BI initiatives are growing in nearly all companies while the supporting data landscapes grow and extend across distributed heterogeneous sources not easily managed or accessed. During a recent web seminar titled “Why Agile BI, Why Now and How Data Virtualization can Help” Informatica VP, Product Strategy, David Lyle called this challenge the “integration hairball” pointing out that serving “speed of the business” demands agility and removal of IT dependency. David makes a great point IT has long been the gatekeeper of data and often the reason for slow information access. As self-service BI solutions gain traction sophisticated users are demanding an agile environment that promotes speed and agility.
There are multiple reasons why traditional environments lack agility and are challenged to deliver fast time to value or more importantly fast time to data. The panel on this webinar did an excellent job of highlighting several challenges that contribute to this issue and can be quickly addressed by a more agile and innovative environment powered by data virtualization.
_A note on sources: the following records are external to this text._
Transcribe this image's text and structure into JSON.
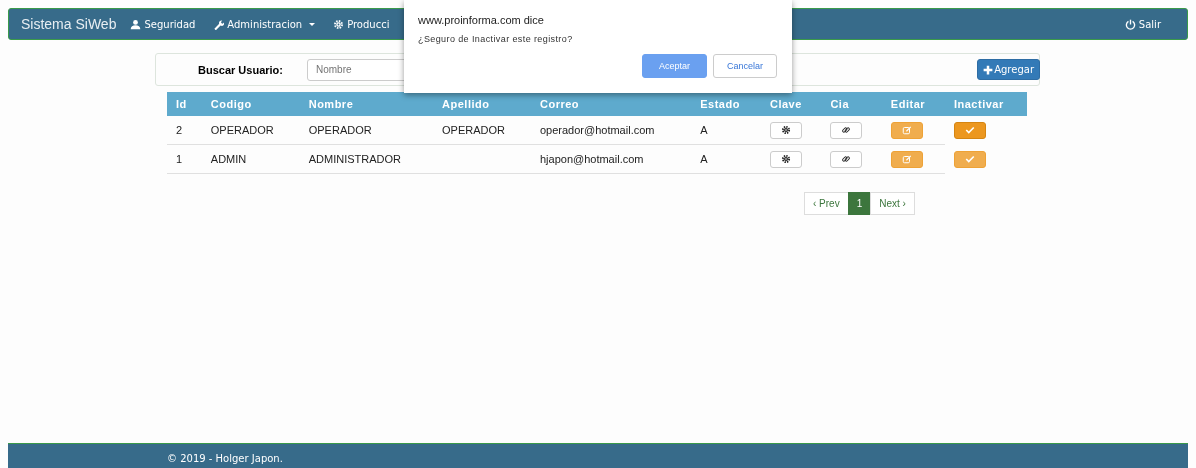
{
  "navbar": {
    "brand": "Sistema SiWeb",
    "items": [
      {
        "label": "Seguridad",
        "kind": "user",
        "dropdown": false
      },
      {
        "label": "Administracion",
        "kind": "tools",
        "dropdown": true
      },
      {
        "label": "Producci",
        "kind": "settings",
        "dropdown": false
      }
    ],
    "logout": "Salir"
  },
  "search": {
    "label": "Buscar Usuario:",
    "placeholder": "Nombre",
    "add_button": "Agregar"
  },
  "table": {
    "columns": [
      "Id",
      "Codigo",
      "Nombre",
      "Apellido",
      "Correo",
      "Estado",
      "Clave",
      "Cia",
      "Editar",
      "Inactivar"
    ],
    "rows": [
      {
        "cells": [
          "2",
          "OPERADOR",
          "OPERADOR",
          "OPERADOR",
          "operador@hotmail.com",
          "A"
        ],
        "inactivar_active": true
      },
      {
        "cells": [
          "1",
          "ADMIN",
          "ADMINISTRADOR",
          "",
          "hjapon@hotmail.com",
          "A"
        ],
        "inactivar_active": false
      }
    ]
  },
  "pagination": {
    "prev": "‹ Prev",
    "pages": [
      {
        "label": "1",
        "selected": true
      }
    ],
    "next": "Next ›"
  },
  "dialog": {
    "origin": "www.proinforma.com dice",
    "message": "¿Seguro de Inactivar este registro?",
    "ok": "Aceptar",
    "cancel": "Cancelar"
  },
  "footer": {
    "text": "© 2019 - Holger Japon."
  }
}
1. There are too many components involved in the BI stack
2. Business and IT don’t see things the same way
3. BI is treated as any other enterprise application
4. Data is every where not just in the EDW
5. It takes too long to deliver data / reports to business
Data virtualization offers a layer of managed data access that can overcome issues of speed. It delivers a common, logical and virtualized data abstraction and data access layer that analysts can directly access. The addition of data profiling and data quality functionality within the work process allows analysts to set data rules that IT can enforce better serving the needs of self-service end users. Applying these features to federated data in a virtualized environment provides even great agility to a BI system especially as BI tools simply assume the availability of fresh, accurate and consistent data – which is seldom the case.
Data virtualization is a strategic tool for companies to add value and agility to their traditional data management environments I’m participating in the series of web seminars hosted by Informatica that addresses this technology so watch my blog for continued coverage as the series moves forward.
Watch last weeks Data Virtualization Architect-to-Architect Roundtable and follow the series here
Big Data, Cloud, Social and Mobile business intelligence are all at the forefront of his strategy and the company is making significant R&D investment to bring products to the market that align with these initiatives. I attended the last MicroStrategy World event in Monte Carlo and its clear the company has made strong progress on all fronts since then. Many companies in our space struggle to keep focus on one strategic direction so it speaks well of MicroStrategy that they are able to execute on all of these.
Announcements were made in all product segments this week EMA covered some of the cloud news here.
MicroStrategy is leading the industry with regards to social data for business intelligence and has moved beyond simple social monitoring of brands to deliver an application that leverages Facebook’s interest graph. With over 800 million members, Facebook represents the worlds largest database of demographic, network, interest and activities information. MicroStrategy Wisdom delivers consumer insight by leveraging these areas so companies can filter Facebook data by Page Likes, Gender, Relationships, Urbanicity, Education, Age and other dimensions. Additional EMA Coverage here.
I recommend taking a test drive of the public version of Wisdom available at the iTunes Music store. Presently the system is delivering the data from 4, 857,333 Facebook users. Social data analytics should be part of your 2012 business strategy.
Thank you to the Analyst Relations team at MicroStrategy for a valuable visit to the World Event. Special thanks to Jonathan Goldberg and Douglas Chope for their assistance and expertise.